I had an email exchange with John, who was a little bemused by the expressions of gratitude for his support for Disability Inclusion – and Inclusion more generally. He noted that Inclusion was recognised as a priority by the board, and it aligned with his values as well. So far as he was concerned, he was “just doing my job.”
Which he was. But here’s the point. There is critical value in senior executives letting their staff know that Inclusion is something that aligns with their personal values, as well as the values of the organisation. There is critical value in making their commitment manifestly evident. The support from John’s office was energetic and enthusiastic – and that was seen as a reflection of his values and commitment.
In some ways he didn’t do much at a personal level – but the value is in the quality of the act, not the quantum. That is great leadership. And, sure, it was John just doing his job.
I do not imply that other senior executives are not committed to, and supportive of, Inclusion. But there’s the difference of having a visible signal that can be seen and responded to by their staff. Inclusion must be modelled by senior leaders, either directly or via indirect means – but visibly so.

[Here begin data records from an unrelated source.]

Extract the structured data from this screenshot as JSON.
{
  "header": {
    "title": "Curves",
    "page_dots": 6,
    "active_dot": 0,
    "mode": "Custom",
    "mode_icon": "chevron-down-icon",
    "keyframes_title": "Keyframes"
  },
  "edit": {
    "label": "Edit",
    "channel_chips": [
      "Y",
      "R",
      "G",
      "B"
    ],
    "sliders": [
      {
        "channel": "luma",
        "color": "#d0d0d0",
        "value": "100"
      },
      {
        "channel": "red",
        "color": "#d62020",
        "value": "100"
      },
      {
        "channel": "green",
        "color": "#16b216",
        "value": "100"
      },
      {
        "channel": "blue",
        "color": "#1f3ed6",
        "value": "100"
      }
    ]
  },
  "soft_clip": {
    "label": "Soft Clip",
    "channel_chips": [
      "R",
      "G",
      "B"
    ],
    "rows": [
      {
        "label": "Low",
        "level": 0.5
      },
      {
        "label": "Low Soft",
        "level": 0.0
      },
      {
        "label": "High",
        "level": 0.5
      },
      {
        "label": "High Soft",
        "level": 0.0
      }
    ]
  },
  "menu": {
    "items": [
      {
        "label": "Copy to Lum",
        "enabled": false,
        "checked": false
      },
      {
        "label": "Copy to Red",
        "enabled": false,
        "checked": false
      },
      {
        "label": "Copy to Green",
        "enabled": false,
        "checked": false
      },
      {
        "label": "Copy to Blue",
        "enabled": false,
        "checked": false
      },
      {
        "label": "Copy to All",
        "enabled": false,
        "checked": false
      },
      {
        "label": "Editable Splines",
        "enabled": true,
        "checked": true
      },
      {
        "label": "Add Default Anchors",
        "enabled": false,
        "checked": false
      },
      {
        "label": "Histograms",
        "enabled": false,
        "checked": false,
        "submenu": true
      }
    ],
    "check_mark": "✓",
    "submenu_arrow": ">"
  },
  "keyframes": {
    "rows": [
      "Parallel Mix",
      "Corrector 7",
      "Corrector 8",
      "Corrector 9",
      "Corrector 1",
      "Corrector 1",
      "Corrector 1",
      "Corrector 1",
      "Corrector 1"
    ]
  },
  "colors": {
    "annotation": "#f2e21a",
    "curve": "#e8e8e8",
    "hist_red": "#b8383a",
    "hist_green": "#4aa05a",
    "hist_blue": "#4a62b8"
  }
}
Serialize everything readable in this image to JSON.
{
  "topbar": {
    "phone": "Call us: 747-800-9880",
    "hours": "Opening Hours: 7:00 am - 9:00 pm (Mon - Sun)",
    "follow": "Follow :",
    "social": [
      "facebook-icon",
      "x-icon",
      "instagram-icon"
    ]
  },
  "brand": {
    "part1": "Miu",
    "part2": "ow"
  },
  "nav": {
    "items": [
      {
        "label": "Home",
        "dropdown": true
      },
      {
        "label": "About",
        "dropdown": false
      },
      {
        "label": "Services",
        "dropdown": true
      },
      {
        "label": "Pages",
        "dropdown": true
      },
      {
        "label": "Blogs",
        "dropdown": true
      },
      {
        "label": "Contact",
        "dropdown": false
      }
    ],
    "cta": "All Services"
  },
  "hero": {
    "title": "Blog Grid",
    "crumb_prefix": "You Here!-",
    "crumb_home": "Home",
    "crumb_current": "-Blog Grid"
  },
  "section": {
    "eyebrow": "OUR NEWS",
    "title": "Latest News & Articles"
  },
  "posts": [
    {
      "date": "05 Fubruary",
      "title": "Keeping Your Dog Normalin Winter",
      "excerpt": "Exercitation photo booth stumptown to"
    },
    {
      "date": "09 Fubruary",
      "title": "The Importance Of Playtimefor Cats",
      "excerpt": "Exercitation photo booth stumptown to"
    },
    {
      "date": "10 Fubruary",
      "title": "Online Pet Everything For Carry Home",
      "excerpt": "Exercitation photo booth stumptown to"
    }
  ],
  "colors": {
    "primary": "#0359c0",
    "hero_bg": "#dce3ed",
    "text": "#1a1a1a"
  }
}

If Inclusion is valued and meaningful, the extent of that commitment must be made clear and unambiguous. It is better if personal commitment to, and enthusiasm for, the objective is also conveyed. Modelling desired change is important – being the change you want to see happen is critical at the top. More people can see you; and will know what to emulate. That is part of doing one’s job, surely.
I have since learned that John was very outcome focused. He not only supported Inclusion; he wanted to know what was happening, and what the outcomes were. That adds the dimension of accountability to commitment. It gives business area leaders something to aim at.
I am looking forward to learning how participation in the 2021 Access and Inclusion Index changed things in Communities and Justice. Maybe sometime in the next month I can find out the extent to which John’s notion of ‘just doing his job’ has paid off.